Problem to work on
From the records below, pull each line that has "Kayla".

Task material
-- -- --

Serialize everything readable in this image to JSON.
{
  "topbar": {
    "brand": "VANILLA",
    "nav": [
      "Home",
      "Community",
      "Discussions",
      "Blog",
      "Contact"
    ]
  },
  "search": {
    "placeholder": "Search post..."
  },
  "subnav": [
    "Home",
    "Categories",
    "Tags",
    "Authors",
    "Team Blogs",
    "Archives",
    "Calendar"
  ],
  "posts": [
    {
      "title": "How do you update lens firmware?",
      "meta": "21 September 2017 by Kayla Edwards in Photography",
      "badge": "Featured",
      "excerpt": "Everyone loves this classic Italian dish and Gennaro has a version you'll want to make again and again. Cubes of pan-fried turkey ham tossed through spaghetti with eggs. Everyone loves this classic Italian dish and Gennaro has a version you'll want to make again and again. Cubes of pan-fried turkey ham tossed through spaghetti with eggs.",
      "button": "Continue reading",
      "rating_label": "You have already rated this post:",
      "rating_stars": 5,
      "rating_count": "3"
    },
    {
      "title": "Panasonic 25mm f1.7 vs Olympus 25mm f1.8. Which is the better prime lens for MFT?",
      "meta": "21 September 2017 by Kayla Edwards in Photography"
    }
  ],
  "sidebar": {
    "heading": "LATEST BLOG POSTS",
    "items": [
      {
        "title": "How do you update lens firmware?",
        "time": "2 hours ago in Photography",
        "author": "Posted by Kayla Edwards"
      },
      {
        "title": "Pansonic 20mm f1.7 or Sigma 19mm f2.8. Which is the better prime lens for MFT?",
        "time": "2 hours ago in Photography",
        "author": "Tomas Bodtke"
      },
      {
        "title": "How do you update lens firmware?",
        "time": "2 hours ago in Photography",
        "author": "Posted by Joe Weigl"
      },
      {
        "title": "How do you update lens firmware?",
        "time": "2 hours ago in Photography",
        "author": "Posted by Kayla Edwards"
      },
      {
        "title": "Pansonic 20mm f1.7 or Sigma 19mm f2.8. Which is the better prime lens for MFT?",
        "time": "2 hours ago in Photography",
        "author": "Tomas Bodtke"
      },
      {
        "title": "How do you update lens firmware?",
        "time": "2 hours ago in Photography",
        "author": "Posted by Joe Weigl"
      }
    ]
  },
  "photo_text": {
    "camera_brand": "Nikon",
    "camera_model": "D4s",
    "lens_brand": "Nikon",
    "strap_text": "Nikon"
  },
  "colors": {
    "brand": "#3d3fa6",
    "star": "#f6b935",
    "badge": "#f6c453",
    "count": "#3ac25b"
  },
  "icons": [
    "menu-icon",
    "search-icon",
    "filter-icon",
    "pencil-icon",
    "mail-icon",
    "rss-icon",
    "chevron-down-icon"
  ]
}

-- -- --

Output for this task
      "meta": "21 September 2017 by Kayla Edwards in Photography",
      "meta": "21 September 2017 by Kayla Edwards in Photography"
        "author": "Posted by Kayla Edwards"
        "author": "Posted by Kayla Edwards"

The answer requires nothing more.